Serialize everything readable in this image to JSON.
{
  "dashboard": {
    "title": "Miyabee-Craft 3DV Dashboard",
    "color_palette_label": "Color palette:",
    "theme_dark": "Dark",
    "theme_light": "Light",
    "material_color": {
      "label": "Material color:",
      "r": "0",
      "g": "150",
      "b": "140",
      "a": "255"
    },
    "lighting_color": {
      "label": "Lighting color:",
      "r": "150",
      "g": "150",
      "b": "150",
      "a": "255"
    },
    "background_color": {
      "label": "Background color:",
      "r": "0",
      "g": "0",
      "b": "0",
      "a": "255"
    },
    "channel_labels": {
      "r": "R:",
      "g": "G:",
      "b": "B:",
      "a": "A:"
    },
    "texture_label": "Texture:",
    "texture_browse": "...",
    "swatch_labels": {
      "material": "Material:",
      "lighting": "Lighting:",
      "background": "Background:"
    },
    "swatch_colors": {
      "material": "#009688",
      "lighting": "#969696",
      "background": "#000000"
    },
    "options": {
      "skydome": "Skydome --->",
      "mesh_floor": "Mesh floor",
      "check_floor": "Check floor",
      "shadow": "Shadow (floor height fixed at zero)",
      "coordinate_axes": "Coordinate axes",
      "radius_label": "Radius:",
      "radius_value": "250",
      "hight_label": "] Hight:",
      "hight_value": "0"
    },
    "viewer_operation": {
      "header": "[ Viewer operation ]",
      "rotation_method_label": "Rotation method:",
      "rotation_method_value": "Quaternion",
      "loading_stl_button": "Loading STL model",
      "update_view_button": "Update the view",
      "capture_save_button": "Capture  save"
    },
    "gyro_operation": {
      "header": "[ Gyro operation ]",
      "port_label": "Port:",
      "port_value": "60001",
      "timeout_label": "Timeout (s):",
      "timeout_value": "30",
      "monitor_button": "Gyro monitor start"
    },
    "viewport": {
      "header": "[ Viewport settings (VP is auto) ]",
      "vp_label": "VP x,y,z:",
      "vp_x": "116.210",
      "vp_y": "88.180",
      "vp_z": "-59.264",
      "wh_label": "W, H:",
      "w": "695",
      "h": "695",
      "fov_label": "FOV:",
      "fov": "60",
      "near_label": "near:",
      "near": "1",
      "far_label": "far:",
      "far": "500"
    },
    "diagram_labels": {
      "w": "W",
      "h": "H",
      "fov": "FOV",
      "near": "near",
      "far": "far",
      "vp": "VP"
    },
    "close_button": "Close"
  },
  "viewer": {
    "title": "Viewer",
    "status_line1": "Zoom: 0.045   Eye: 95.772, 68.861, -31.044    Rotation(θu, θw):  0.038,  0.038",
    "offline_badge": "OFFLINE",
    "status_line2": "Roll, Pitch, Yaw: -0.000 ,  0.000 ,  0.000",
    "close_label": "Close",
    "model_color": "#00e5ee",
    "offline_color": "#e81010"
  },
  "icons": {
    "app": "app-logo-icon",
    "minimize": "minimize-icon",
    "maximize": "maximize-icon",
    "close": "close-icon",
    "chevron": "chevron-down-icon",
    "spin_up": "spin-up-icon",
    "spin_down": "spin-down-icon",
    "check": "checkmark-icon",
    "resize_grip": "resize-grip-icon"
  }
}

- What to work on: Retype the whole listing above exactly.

- Response:
Serialize everything readable in this image to JSON.
{
  "dashboard": {
    "title": "Miyabee-Craft 3DV Dashboard",
    "color_palette_label": "Color palette:",
    "theme_dark": "Dark",
    "theme_light": "Light",
    "material_color": {
      "label": "Material color:",
      "r": "0",
      "g": "150",
      "b": "140",
      "a": "255"
    },
    "lighting_color": {
      "label": "Lighting color:",
      "r": "150",
      "g": "150",
      "b": "150",
      "a": "255"
    },
    "background_color": {
      "label": "Background color:",
      "r": "0",
      "g": "0",
      "b": "0",
      "a": "255"
    },
    "channel_labels": {
      "r": "R:",
      "g": "G:",
      "b": "B:",
      "a": "A:"
    },
    "texture_label": "Texture:",
    "texture_browse": "...",
    "swatch_labels": {
      "material": "Material:",
      "lighting": "Lighting:",
      "background": "Background:"
    },
    "swatch_colors": {
      "material": "#009688",
      "lighting": "#969696",
      "background": "#000000"
    },
    "options": {
      "skydome": "Skydome --->",
      "mesh_floor": "Mesh floor",
      "check_floor": "Check floor",
      "shadow": "Shadow (floor height fixed at zero)",
      "coordinate_axes": "Coordinate axes",
      "radius_label": "Radius:",
      "radius_value": "250",
      "hight_label": "] Hight:",
      "hight_value": "0"
    },
    "viewer_operation": {
      "header": "[ Viewer operation ]",
      "rotation_method_label": "Rotation method:",
      "rotation_method_value": "Quaternion",
      "loading_stl_button": "Loading STL model",
      "update_view_button": "Update the view",
      "capture_save_button": "Capture  save"
    },
    "gyro_operation": {
      "header": "[ Gyro operation ]",
      "port_label": "Port:",
      "port_value": "60001",
      "timeout_label": "Timeout (s):",
      "timeout_value": "30",
      "monitor_button": "Gyro monitor start"
    },
    "viewport": {
      "header": "[ Viewport settings (VP is auto) ]",
      "vp_label": "VP x,y,z:",
      "vp_x": "116.210",
      "vp_y": "88.180",
      "vp_z": "-59.264",
      "wh_label": "W, H:",
      "w": "695",
      "h": "695",
      "fov_label": "FOV:",
      "fov": "60",
      "near_label": "near:",
      "near": "1",
      "far_label": "far:",
      "far": "500"
    },
    "diagram_labels": {
      "w": "W",
      "h": "H",
      "fov": "FOV",
      "near": "near",
      "far": "far",
      "vp": "VP"
    },
    "close_button": "Close"
  },
  "viewer": {
    "title": "Viewer",
    "status_line1": "Zoom: 0.045   Eye: 95.772, 68.861, -31.044    Rotation(θu, θw):  0.038,  0.038",
    "offline_badge": "OFFLINE",
    "status_line2": "Roll, Pitch, Yaw: -0.000 ,  0.000 ,  0.000",
    "close_label": "Close",
    "model_color": "#00e5ee",
    "offline_color": "#e81010"
  },
  "icons": {
    "app": "app-logo-icon",
    "minimize": "minimize-icon",
    "maximize": "maximize-icon",
    "close": "close-icon",
    "chevron": "chevron-down-icon",
    "spin_up": "spin-up-icon",
    "spin_down": "spin-down-icon",
    "check": "checkmark-icon",
    "resize_grip": "resize-grip-icon"
  }
}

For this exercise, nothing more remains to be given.